There's something that's bugging me every day on the commute to work. As I approach the train station, at about 7:30am each morning, I have to walk past this set of posters advertising railcards:
Naff eh? What they're advertising is pretty worthwhile. I've always had a 'Young Person's Railcard' (now bizarrely renamed '16-25 railcard' - maybe 25 year olds aren't considered young any more) - and have saved a ton of money using it. Nope, my problem is with the form of the ads: spoof movie posters. This is such a cliché, and seems to be done endlessly.
Why do advertising agencies feel the need to borrow from the design of movie posters?
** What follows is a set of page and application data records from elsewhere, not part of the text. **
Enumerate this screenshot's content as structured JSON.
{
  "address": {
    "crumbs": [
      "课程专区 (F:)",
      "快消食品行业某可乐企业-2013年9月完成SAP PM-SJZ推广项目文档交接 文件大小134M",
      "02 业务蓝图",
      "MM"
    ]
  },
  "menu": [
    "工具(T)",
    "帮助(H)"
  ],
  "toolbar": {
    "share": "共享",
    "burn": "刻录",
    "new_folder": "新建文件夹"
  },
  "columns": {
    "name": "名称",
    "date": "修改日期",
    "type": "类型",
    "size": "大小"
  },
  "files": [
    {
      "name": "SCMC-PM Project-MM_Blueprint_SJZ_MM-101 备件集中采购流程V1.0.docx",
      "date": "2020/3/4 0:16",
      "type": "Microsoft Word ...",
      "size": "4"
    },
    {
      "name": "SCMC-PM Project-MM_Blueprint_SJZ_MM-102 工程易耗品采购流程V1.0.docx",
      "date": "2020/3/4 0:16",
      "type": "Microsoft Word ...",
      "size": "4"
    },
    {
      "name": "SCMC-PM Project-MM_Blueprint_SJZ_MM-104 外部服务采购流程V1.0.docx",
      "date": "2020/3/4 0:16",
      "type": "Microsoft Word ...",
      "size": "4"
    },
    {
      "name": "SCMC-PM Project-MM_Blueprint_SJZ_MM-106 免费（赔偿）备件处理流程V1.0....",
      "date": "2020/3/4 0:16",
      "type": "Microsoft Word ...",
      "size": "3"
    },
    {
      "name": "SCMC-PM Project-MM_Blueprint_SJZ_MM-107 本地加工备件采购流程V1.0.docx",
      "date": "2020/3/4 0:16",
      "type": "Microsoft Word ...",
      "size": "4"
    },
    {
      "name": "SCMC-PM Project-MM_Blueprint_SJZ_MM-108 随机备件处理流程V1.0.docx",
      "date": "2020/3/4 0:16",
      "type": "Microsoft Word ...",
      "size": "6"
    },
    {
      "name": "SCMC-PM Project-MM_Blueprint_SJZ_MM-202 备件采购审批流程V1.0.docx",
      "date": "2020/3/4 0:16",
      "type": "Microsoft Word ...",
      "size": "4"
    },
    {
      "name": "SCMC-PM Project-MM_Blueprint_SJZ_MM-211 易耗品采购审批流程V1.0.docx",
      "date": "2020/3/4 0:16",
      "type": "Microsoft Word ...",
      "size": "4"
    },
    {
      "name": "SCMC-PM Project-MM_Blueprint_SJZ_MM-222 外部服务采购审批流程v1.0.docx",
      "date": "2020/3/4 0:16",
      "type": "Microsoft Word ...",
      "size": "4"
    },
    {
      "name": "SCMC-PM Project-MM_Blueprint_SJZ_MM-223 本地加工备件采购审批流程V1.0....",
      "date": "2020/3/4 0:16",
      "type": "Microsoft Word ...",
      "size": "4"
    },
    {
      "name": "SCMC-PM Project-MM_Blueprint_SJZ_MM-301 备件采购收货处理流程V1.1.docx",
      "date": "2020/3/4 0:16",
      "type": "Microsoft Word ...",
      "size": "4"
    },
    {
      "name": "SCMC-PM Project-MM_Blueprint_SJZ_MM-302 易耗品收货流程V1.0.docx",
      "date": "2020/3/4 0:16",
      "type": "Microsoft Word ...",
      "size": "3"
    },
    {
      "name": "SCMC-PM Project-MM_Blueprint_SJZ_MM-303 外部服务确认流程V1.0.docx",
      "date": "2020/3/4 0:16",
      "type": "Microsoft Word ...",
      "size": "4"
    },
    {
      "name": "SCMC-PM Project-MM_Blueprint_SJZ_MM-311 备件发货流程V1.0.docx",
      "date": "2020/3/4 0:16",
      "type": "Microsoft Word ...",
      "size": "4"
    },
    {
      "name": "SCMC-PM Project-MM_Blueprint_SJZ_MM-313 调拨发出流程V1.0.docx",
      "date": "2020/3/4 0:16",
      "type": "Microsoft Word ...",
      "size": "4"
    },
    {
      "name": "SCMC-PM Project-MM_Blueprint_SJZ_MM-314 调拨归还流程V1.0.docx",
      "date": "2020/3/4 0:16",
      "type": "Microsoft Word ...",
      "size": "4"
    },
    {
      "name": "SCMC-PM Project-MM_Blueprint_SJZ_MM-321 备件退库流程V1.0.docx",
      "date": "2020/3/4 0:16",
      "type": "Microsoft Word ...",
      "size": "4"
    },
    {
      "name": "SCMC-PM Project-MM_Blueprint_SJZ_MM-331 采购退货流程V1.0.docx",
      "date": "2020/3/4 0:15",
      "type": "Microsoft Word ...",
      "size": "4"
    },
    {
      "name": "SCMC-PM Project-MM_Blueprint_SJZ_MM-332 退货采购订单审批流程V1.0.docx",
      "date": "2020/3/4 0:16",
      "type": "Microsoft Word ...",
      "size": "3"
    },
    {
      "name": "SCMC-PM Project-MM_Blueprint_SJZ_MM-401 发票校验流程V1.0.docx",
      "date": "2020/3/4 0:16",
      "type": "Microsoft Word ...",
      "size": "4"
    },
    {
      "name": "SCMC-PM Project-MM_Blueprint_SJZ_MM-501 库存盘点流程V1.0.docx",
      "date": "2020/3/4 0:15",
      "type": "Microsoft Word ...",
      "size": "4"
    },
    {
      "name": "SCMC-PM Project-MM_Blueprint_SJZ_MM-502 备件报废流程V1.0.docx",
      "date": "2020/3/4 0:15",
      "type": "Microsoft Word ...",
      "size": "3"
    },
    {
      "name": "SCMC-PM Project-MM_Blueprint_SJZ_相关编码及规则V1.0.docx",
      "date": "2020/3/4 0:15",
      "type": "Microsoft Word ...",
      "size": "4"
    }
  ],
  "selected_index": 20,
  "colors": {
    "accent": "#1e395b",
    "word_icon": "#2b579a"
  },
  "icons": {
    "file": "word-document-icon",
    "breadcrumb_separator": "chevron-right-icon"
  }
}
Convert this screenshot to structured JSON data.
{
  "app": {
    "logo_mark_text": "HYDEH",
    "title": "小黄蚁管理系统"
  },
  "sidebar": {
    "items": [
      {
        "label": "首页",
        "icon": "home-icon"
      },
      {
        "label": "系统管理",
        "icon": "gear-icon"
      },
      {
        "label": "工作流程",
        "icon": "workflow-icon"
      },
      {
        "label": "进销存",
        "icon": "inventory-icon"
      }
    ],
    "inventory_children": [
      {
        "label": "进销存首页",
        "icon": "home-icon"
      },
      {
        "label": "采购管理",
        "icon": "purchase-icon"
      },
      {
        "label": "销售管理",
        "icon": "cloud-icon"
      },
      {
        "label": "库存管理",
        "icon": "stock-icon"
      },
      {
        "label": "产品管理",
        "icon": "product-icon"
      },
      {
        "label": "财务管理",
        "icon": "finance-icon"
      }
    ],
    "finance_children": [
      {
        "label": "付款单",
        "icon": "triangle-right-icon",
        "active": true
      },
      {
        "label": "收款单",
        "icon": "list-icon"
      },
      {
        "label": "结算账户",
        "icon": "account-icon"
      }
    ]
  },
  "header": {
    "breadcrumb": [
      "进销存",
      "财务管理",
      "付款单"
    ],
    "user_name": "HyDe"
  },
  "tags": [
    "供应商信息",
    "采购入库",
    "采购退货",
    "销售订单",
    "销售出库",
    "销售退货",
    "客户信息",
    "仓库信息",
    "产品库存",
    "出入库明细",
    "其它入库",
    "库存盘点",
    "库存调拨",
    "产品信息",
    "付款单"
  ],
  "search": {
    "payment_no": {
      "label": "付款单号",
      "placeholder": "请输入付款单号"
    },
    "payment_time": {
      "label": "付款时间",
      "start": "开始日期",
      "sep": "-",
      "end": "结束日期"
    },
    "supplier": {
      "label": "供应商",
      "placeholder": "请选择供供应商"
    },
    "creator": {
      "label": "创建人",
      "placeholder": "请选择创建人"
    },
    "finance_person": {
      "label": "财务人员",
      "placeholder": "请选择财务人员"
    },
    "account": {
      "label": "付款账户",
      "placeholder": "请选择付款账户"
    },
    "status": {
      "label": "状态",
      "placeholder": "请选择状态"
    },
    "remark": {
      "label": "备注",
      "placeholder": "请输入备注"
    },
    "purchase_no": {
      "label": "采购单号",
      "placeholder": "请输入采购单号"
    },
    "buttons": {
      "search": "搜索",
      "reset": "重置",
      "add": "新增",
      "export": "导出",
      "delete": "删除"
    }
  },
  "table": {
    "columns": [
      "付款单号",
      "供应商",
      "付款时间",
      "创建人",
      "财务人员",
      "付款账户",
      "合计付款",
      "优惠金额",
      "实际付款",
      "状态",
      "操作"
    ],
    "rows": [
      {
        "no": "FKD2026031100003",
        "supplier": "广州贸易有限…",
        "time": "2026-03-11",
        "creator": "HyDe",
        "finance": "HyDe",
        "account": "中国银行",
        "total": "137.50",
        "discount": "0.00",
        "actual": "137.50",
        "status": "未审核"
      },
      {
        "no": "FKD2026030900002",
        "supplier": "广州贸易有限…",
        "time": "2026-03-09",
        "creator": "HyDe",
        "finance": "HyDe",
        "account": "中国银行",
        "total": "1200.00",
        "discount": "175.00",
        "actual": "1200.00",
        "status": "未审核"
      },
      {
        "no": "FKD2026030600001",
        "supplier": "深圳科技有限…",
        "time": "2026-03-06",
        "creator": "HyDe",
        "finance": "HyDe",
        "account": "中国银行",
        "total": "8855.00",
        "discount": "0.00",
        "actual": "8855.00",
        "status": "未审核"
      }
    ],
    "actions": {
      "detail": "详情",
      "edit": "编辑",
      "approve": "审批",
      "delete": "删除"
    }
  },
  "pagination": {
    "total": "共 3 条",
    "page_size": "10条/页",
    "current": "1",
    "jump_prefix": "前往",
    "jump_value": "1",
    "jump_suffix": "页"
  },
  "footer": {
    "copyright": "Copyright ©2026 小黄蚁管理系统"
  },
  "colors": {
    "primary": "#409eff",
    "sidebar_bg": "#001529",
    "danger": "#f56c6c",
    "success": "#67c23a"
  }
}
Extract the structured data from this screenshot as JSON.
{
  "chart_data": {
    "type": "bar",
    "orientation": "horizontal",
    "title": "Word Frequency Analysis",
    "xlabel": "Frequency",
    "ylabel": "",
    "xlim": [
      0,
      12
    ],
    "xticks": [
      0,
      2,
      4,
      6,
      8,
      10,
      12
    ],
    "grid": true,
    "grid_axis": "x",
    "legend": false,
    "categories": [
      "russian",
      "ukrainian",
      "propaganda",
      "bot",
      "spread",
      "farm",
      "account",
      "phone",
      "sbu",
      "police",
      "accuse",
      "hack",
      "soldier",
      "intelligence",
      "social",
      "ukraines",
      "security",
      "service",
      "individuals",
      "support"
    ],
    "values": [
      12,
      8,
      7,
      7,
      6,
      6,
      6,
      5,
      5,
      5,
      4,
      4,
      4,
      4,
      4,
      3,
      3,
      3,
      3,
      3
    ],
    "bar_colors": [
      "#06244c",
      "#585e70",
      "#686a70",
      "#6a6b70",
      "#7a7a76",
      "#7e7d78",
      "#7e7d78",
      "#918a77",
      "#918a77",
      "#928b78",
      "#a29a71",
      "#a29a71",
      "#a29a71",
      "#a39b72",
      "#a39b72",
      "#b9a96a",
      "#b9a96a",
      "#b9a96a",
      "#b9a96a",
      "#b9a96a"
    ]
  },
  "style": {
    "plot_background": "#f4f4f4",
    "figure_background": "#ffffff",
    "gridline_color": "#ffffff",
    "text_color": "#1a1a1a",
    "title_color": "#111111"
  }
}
I'm guessing it's because they imagine that movie posters somehow attract more attention than 'adverts', as they play a more informative role, telling people what's currently out in the cinema, and so can feel less like the traditional trying-to-persuade-you advert.
There's also a very established film poster format, which I guess ad people love to play with. There's the film name, displayed big in some fancy way, which the copywriters can turn into a pun ('fare break'), and the condensed font credit block which the graphic designer can mimic. In fact, this is one of the weird things about movie posters. All that text at the bottom isn't actually designed to be read, it's just visual noise. The only reason for the credit block is to satisfy contractual relationships with the production companies and key talent, people with big enough egos that they can insist on being credited on all media. Indeed, I wonder whether the use of the condensed font is a work-around for contracts that specify a minimum point size for the credit, which of course refers only to the height of the characters, and not the width. I'd love to know.
Given all this, I'd really like to see advertising agencies come up with some more original campaigns, and to never create mock movie posters again. Please. Thanks.
And now for the credits...